§ Required work
Repeat the records word for word, excluding any picture.

§ The data
----

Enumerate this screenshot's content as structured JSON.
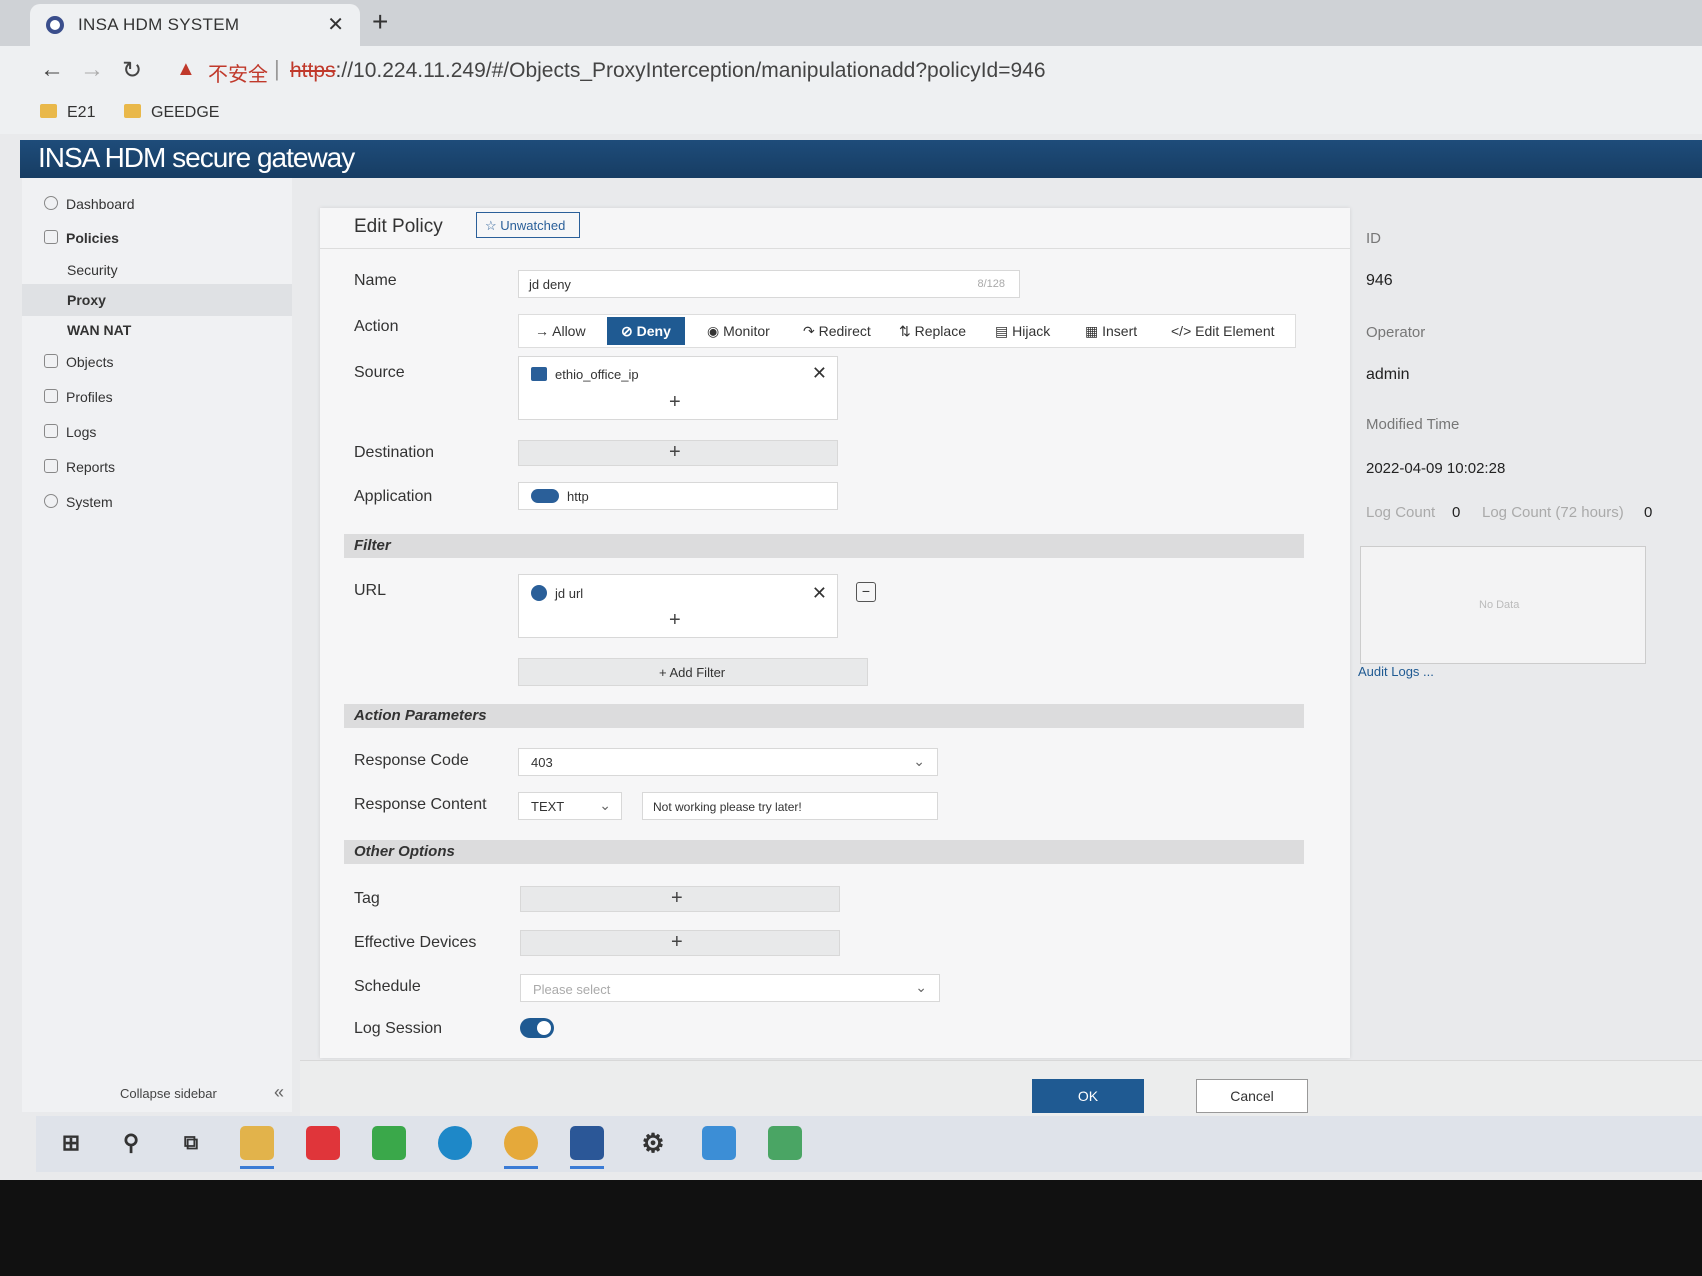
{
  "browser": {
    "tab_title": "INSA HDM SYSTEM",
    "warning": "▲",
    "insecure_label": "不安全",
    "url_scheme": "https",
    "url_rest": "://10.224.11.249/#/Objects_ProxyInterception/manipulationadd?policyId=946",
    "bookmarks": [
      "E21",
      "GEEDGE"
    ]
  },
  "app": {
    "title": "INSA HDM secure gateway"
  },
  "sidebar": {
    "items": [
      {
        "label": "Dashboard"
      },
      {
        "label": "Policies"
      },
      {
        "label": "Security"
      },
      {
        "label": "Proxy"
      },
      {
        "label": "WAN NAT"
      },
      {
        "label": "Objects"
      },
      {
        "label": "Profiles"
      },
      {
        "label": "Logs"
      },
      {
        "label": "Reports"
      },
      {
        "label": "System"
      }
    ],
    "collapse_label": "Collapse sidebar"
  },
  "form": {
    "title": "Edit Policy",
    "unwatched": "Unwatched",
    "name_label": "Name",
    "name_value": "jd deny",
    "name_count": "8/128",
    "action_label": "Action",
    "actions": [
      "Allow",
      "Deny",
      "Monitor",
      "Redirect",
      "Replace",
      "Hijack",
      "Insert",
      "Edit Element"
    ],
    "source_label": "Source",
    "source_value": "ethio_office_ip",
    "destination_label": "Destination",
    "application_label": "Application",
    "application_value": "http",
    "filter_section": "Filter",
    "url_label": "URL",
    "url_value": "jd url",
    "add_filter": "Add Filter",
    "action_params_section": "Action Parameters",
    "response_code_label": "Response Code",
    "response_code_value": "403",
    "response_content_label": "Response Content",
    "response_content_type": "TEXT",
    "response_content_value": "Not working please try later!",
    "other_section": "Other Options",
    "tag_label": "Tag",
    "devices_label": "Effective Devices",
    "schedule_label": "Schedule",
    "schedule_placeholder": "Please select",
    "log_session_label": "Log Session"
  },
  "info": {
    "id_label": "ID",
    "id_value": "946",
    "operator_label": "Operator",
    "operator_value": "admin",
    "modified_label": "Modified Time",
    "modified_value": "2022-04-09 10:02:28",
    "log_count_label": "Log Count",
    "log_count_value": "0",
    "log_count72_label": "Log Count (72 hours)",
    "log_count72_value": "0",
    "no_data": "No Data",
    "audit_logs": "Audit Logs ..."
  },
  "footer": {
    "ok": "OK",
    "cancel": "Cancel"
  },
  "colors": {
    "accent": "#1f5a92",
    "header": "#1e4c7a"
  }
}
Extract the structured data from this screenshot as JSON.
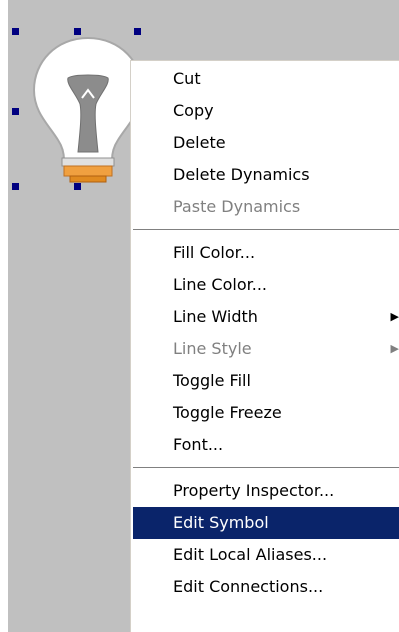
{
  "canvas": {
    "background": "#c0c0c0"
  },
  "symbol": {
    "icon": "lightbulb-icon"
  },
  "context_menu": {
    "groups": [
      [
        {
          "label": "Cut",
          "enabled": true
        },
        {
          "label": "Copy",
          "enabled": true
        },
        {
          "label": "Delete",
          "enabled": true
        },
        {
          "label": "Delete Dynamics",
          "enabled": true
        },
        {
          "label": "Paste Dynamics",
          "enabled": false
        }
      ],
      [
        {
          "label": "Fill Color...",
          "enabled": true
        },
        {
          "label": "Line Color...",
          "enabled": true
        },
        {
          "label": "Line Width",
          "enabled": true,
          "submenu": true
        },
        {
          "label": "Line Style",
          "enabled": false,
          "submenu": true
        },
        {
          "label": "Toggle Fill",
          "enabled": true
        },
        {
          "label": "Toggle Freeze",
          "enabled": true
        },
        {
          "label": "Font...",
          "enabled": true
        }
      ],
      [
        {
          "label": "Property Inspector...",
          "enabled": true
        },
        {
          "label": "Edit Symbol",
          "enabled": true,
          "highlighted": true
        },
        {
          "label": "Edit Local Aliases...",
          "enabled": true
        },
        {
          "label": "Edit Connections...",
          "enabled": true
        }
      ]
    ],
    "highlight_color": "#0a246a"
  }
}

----

§ Task result
Enumerate this screenshot's content as structured JSON.
{
  "browser": {
    "tab_title": "INSA HDM SYSTEM",
    "warning": "▲",
    "insecure_label": "不安全",
    "url_scheme": "https",
    "url_rest": "://10.224.11.249/#/Objects_ProxyInterception/manipulationadd?policyId=946",
    "bookmarks": [
      "E21",
      "GEEDGE"
    ]
  },
  "app": {
    "title": "INSA HDM secure gateway"
  },
  "sidebar": {
    "items": [
      {
        "label": "Dashboard"
      },
      {
        "label": "Policies"
      },
      {
        "label": "Security"
      },
      {
        "label": "Proxy"
      },
      {
        "label": "WAN NAT"
      },
      {
        "label": "Objects"
      },
      {
        "label": "Profiles"
      },
      {
        "label": "Logs"
      },
      {
        "label": "Reports"
      },
      {
        "label": "System"
      }
    ],
    "collapse_label": "Collapse sidebar"
  },
  "form": {
    "title": "Edit Policy",
    "unwatched": "Unwatched",
    "name_label": "Name",
    "name_value": "jd deny",
    "name_count": "8/128",
    "action_label": "Action",
    "actions": [
      "Allow",
      "Deny",
      "Monitor",
      "Redirect",
      "Replace",
      "Hijack",
      "Insert",
      "Edit Element"
    ],
    "source_label": "Source",
    "source_value": "ethio_office_ip",
    "destination_label": "Destination",
    "application_label": "Application",
    "application_value": "http",
    "filter_section": "Filter",
    "url_label": "URL",
    "url_value": "jd url",
    "add_filter": "Add Filter",
    "action_params_section": "Action Parameters",
    "response_code_label": "Response Code",
    "response_code_value": "403",
    "response_content_label": "Response Content",
    "response_content_type": "TEXT",
    "response_content_value": "Not working please try later!",
    "other_section": "Other Options",
    "tag_label": "Tag",
    "devices_label": "Effective Devices",
    "schedule_label": "Schedule",
    "schedule_placeholder": "Please select",
    "log_session_label": "Log Session"
  },
  "info": {
    "id_label": "ID",
    "id_value": "946",
    "operator_label": "Operator",
    "operator_value": "admin",
    "modified_label": "Modified Time",
    "modified_value": "2022-04-09 10:02:28",
    "log_count_label": "Log Count",
    "log_count_value": "0",
    "log_count72_label": "Log Count (72 hours)",
    "log_count72_value": "0",
    "no_data": "No Data",
    "audit_logs": "Audit Logs ..."
  },
  "footer": {
    "ok": "OK",
    "cancel": "Cancel"
  },
  "colors": {
    "accent": "#1f5a92",
    "header": "#1e4c7a"
  }
}
Extract the structured data from this screenshot as JSON.
{
  "canvas": {
    "background": "#c0c0c0"
  },
  "symbol": {
    "icon": "lightbulb-icon"
  },
  "context_menu": {
    "groups": [
      [
        {
          "label": "Cut",
          "enabled": true
        },
        {
          "label": "Copy",
          "enabled": true
        },
        {
          "label": "Delete",
          "enabled": true
        },
        {
          "label": "Delete Dynamics",
          "enabled": true
        },
        {
          "label": "Paste Dynamics",
          "enabled": false
        }
      ],
      [
        {
          "label": "Fill Color...",
          "enabled": true
        },
        {
          "label": "Line Color...",
          "enabled": true
        },
        {
          "label": "Line Width",
          "enabled": true,
          "submenu": true
        },
        {
          "label": "Line Style",
          "enabled": false,
          "submenu": true
        },
        {
          "label": "Toggle Fill",
          "enabled": true
        },
        {
          "label": "Toggle Freeze",
          "enabled": true
        },
        {
          "label": "Font...",
          "enabled": true
        }
      ],
      [
        {
          "label": "Property Inspector...",
          "enabled": true
        },
        {
          "label": "Edit Symbol",
          "enabled": true,
          "highlighted": true
        },
        {
          "label": "Edit Local Aliases...",
          "enabled": true
        },
        {
          "label": "Edit Connections...",
          "enabled": true
        }
      ]
    ],
    "highlight_color": "#0a246a"
  }
}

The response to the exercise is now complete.